### [DIRECTIONS]
Report the count, and only the count, of lines in the records that include the word "JSON".

━━━ DATA PROVIDED

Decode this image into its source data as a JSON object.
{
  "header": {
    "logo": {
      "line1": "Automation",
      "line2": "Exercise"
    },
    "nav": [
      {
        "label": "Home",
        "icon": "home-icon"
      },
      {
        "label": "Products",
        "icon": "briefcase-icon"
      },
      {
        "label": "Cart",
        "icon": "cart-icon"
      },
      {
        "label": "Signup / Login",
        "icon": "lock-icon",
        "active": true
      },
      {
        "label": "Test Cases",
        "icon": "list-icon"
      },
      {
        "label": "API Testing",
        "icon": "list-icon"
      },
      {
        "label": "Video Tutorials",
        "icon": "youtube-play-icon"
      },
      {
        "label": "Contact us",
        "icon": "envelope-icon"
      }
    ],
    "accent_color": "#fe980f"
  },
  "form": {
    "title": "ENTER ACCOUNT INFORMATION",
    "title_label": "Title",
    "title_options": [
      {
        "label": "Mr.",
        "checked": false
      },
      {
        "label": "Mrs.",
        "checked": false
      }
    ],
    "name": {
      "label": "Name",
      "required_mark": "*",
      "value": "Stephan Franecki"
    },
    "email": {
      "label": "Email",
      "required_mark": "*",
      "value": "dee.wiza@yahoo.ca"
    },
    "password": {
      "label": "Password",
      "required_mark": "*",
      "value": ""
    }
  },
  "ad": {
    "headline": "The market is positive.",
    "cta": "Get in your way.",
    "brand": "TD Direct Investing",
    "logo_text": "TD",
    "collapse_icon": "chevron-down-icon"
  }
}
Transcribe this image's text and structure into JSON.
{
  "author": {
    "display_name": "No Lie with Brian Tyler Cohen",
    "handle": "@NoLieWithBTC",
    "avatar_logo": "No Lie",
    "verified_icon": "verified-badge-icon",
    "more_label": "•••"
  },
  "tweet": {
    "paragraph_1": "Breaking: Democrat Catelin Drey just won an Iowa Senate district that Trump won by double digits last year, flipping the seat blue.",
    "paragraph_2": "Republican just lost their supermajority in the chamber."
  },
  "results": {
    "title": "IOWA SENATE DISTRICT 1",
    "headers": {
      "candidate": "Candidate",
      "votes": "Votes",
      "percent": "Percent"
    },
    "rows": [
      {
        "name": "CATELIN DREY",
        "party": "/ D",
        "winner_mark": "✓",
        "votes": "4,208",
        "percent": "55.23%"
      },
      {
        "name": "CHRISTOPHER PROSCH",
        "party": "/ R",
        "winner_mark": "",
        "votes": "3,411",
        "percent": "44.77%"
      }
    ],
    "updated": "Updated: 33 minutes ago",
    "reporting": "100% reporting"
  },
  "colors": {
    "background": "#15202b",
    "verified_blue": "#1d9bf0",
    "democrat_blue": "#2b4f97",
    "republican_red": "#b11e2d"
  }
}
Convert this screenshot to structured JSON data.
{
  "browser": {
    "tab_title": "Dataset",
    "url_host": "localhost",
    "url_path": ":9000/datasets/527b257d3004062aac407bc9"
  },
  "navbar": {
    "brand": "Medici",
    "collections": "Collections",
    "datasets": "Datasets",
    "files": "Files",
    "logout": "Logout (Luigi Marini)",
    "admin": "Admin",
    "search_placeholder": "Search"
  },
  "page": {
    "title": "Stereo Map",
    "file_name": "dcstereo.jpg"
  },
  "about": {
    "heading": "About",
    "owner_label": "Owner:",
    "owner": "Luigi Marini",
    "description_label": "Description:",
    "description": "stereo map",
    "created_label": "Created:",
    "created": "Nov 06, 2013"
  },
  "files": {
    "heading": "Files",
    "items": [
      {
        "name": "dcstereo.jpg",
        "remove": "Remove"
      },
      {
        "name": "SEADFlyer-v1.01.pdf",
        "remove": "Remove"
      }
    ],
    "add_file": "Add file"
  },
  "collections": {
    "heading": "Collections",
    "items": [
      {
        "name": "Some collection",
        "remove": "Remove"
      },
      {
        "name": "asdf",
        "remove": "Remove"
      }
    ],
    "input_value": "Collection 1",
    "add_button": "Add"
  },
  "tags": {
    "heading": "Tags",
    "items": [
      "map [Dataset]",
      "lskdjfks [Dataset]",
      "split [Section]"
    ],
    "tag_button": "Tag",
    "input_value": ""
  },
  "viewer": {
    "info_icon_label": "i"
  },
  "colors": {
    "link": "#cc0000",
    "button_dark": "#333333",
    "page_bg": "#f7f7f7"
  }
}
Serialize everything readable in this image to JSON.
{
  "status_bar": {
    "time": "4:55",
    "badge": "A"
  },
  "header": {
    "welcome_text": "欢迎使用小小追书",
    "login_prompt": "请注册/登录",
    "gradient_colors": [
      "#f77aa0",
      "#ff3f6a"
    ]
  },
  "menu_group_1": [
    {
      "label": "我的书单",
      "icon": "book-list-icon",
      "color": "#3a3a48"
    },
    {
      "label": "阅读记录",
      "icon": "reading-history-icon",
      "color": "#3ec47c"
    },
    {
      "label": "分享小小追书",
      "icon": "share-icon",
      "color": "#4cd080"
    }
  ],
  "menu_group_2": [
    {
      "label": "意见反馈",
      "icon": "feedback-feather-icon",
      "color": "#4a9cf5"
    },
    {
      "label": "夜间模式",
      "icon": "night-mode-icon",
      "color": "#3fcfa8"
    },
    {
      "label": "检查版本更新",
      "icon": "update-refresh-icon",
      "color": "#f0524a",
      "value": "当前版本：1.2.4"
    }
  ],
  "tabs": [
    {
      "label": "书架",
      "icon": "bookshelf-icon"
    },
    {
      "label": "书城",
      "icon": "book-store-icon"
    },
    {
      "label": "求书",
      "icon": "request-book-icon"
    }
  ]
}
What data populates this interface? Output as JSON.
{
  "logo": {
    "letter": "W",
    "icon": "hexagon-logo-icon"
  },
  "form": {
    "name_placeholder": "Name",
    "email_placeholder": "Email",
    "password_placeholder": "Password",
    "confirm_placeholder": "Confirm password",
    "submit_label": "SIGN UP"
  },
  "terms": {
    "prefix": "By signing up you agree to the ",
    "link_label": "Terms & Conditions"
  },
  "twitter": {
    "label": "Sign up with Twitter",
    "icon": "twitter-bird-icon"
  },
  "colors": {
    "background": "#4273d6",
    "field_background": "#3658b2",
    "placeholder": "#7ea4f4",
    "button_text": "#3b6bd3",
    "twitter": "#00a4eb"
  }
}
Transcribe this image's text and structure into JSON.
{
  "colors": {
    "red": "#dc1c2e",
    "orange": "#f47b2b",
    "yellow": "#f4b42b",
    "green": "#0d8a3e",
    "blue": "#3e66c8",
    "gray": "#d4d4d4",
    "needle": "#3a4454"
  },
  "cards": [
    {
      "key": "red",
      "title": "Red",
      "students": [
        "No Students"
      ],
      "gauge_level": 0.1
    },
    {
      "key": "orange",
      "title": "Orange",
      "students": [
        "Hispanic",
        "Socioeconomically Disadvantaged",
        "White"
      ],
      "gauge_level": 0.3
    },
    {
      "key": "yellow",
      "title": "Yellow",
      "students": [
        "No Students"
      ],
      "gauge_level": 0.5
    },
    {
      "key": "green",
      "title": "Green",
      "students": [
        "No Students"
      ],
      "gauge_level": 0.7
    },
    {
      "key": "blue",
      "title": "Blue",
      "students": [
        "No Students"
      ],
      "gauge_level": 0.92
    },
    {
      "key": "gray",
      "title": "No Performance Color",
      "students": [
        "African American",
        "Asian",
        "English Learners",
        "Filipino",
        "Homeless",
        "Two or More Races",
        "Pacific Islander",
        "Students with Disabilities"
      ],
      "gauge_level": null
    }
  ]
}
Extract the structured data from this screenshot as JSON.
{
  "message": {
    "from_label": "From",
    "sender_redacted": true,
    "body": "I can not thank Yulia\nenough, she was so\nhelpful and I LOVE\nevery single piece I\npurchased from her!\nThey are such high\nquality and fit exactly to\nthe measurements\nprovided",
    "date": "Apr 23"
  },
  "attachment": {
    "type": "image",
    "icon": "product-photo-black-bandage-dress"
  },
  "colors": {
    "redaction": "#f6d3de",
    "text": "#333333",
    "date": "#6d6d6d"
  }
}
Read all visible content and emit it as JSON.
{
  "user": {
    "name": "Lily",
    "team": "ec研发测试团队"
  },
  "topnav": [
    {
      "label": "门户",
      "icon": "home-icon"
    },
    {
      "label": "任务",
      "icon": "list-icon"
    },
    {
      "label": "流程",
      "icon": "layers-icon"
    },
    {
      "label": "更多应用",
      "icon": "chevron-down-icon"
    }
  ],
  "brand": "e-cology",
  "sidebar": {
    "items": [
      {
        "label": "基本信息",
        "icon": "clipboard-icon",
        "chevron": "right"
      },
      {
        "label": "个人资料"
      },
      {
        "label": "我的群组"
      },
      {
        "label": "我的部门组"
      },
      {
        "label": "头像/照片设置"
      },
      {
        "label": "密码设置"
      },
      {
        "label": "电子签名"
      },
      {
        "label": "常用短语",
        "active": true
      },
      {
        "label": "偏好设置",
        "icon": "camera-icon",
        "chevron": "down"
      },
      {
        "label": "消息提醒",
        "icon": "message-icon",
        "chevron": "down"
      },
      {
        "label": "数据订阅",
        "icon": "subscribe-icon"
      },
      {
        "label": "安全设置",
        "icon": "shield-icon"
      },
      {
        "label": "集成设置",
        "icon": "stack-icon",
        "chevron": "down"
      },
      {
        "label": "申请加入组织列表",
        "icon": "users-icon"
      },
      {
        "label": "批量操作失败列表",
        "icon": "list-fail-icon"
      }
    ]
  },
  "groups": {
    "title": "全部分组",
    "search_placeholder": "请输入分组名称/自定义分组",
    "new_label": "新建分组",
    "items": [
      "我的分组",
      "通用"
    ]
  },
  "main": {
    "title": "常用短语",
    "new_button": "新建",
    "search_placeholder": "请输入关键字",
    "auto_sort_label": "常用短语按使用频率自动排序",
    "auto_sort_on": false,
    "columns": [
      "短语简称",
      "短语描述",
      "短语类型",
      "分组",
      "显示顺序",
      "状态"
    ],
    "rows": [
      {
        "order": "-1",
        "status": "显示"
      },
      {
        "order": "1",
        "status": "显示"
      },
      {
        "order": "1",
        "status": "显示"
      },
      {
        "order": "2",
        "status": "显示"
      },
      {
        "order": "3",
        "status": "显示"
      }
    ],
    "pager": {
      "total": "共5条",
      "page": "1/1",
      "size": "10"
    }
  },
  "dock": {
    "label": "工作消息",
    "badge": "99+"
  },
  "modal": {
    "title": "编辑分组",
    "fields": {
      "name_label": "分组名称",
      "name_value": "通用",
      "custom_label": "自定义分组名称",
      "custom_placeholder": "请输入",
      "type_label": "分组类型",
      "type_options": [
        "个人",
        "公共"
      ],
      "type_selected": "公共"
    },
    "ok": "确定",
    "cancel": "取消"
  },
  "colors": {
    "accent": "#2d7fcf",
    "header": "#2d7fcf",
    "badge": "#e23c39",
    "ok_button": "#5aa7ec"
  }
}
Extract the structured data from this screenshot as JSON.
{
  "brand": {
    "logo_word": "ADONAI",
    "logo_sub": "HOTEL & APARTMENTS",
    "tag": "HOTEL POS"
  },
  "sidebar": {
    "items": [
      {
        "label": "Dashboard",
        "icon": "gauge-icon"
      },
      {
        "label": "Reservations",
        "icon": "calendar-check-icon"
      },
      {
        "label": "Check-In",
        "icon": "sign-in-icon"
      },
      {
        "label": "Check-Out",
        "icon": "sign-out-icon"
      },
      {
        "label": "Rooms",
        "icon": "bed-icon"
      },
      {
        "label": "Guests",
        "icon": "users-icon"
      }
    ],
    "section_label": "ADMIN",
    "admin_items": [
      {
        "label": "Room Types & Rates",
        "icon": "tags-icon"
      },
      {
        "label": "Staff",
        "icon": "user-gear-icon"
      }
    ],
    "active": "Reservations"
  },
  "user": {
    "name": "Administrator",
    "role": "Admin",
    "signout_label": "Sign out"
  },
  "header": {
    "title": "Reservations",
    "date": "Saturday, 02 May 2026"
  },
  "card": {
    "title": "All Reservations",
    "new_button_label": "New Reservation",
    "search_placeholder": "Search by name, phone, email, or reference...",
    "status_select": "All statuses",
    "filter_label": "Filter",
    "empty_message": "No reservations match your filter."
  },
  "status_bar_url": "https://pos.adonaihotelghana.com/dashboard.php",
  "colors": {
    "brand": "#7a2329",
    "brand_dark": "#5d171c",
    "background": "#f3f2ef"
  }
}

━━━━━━

### [ANSWER TO THIS EXERCISE]
9